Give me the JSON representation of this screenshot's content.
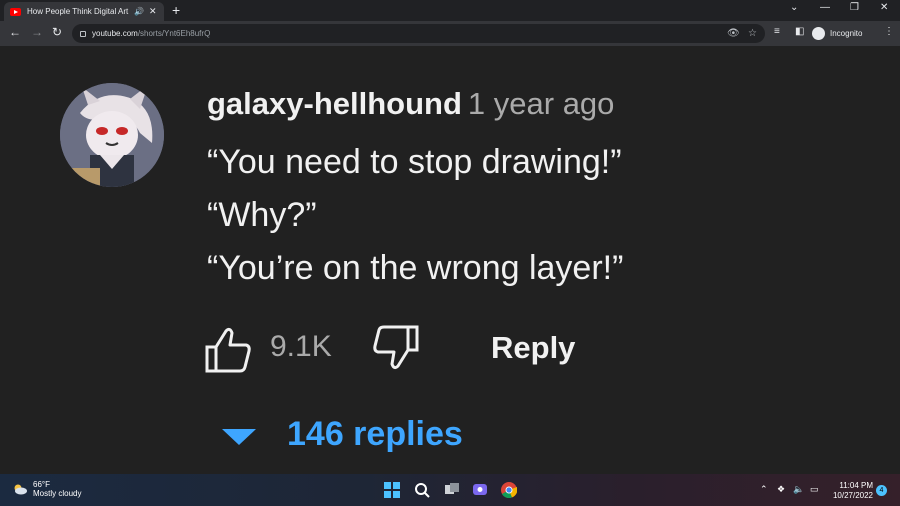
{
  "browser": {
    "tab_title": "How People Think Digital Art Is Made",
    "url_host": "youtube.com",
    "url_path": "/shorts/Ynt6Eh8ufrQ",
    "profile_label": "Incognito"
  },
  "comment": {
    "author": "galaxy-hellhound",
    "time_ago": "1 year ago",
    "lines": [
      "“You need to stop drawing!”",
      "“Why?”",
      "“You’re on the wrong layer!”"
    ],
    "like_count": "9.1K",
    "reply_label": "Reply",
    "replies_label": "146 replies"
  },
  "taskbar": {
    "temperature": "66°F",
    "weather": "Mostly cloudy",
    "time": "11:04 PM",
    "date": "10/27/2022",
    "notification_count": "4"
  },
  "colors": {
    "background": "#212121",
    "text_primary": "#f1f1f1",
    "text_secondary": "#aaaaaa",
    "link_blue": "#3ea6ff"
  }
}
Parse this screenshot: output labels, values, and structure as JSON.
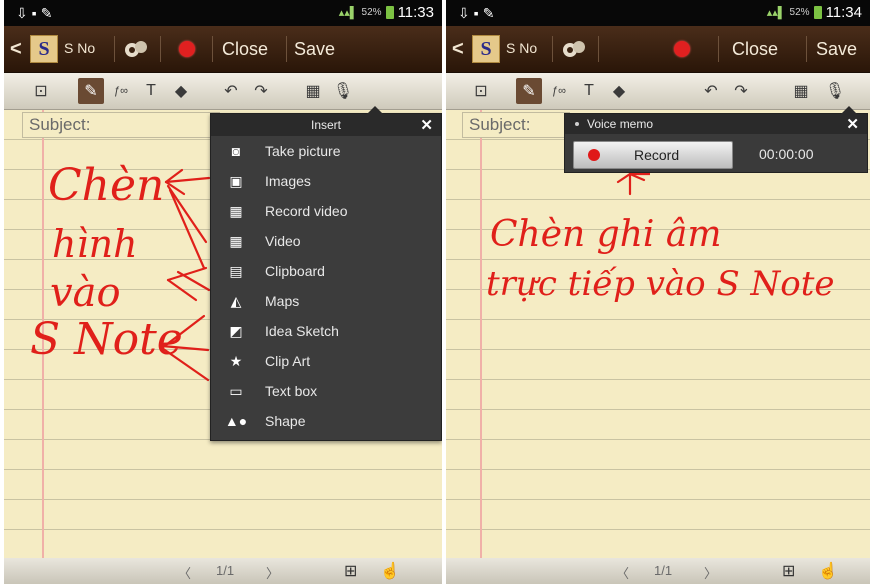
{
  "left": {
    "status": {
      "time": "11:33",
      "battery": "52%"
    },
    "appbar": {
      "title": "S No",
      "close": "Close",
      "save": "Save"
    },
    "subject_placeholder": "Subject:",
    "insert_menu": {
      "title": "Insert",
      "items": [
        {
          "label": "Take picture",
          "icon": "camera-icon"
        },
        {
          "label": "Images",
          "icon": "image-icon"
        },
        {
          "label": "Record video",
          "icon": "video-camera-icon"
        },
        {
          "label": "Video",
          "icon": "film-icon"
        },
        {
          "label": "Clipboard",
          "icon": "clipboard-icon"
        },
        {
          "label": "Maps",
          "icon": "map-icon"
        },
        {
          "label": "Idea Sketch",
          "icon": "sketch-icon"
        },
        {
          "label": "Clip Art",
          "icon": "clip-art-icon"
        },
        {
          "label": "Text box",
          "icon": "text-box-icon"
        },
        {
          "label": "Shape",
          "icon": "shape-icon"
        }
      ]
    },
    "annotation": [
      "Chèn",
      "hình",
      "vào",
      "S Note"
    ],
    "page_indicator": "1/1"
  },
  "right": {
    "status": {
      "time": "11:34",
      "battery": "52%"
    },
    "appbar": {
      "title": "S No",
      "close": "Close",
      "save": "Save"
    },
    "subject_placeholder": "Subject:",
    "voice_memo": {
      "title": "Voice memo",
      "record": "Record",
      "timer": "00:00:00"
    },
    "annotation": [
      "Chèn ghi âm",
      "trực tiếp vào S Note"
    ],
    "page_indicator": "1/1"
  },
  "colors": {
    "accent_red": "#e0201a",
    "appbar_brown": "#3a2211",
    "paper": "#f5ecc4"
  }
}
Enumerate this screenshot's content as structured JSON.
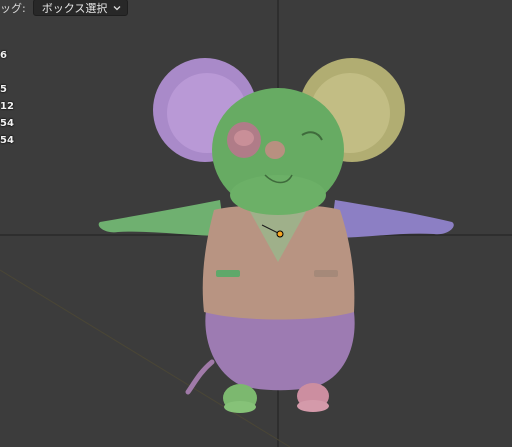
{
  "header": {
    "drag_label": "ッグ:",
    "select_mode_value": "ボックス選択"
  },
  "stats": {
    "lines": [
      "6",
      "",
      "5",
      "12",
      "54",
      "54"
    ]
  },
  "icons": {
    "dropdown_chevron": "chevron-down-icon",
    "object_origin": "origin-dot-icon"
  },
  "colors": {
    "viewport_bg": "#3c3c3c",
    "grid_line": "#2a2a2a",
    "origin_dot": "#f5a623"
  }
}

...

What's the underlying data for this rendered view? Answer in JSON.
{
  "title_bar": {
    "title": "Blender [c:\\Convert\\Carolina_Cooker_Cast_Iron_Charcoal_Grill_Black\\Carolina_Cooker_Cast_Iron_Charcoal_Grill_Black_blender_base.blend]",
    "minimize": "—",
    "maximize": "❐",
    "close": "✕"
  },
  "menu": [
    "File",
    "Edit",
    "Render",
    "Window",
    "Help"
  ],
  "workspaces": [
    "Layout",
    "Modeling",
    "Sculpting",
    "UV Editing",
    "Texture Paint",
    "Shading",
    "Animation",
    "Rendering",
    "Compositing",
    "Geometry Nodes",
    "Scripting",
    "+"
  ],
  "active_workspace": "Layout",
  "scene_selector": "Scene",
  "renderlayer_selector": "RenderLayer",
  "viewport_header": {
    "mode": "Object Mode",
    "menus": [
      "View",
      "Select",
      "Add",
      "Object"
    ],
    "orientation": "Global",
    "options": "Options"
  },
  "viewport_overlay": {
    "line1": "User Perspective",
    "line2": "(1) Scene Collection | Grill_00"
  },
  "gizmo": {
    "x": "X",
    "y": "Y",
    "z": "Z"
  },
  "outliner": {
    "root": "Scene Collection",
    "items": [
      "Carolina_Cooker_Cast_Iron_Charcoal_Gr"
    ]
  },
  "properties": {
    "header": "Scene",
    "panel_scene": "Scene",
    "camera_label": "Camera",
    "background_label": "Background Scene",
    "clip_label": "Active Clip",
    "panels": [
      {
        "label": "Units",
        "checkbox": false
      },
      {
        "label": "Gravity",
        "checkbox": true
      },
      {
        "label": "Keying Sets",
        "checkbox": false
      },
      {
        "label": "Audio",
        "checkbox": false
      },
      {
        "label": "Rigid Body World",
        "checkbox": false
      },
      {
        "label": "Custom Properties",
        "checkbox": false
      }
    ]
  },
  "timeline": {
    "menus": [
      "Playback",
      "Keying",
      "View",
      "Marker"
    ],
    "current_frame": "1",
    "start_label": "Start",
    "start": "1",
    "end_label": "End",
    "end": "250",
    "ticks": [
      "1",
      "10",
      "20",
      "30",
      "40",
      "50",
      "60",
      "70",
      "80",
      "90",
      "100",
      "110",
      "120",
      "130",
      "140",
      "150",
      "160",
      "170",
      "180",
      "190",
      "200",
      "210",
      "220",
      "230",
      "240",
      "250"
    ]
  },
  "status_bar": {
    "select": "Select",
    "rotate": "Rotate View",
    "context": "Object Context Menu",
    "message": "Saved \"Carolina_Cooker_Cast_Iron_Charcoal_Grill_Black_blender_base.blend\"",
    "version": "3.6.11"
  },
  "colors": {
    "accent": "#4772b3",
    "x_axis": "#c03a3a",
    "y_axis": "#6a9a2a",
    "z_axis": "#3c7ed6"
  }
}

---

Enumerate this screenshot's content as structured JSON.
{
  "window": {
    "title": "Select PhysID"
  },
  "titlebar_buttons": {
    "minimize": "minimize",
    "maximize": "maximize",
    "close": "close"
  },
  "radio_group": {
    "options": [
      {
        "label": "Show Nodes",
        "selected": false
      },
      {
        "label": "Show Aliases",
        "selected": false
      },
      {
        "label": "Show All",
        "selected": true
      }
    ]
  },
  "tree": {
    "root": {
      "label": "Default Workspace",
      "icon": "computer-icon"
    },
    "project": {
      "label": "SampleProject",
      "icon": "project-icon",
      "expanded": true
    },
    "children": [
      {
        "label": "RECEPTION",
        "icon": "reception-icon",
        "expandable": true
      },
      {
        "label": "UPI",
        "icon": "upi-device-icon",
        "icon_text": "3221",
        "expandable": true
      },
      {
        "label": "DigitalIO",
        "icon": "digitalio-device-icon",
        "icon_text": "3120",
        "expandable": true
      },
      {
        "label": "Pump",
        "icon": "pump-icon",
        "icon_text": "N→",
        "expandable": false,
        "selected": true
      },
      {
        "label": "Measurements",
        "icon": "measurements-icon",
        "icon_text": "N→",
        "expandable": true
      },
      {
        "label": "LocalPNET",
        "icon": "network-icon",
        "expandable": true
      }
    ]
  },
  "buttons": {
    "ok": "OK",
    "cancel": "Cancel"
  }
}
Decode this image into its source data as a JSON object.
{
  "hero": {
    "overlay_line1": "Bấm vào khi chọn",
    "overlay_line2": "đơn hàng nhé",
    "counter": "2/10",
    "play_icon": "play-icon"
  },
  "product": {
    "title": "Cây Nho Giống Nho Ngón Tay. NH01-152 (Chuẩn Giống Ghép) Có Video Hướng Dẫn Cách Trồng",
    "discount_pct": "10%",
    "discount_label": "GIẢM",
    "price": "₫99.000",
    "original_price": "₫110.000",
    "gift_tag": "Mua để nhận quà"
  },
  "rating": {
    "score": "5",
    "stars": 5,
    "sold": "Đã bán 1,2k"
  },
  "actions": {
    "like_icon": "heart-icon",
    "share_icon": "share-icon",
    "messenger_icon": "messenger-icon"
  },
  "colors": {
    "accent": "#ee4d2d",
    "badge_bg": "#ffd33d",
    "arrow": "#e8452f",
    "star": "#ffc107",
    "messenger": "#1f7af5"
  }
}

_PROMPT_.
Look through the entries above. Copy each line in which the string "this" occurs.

_RESPONSE AREA_.
Give me the JSON representation of this screenshot's content.
Parse this screenshot: output labels, values, and structure as JSON.
Enumerate this screenshot's content as structured JSON.
What's the underlying data for this rendered view? Answer in JSON.
Enumerate this screenshot's content as structured JSON.
Decode this image into its source data as a JSON object.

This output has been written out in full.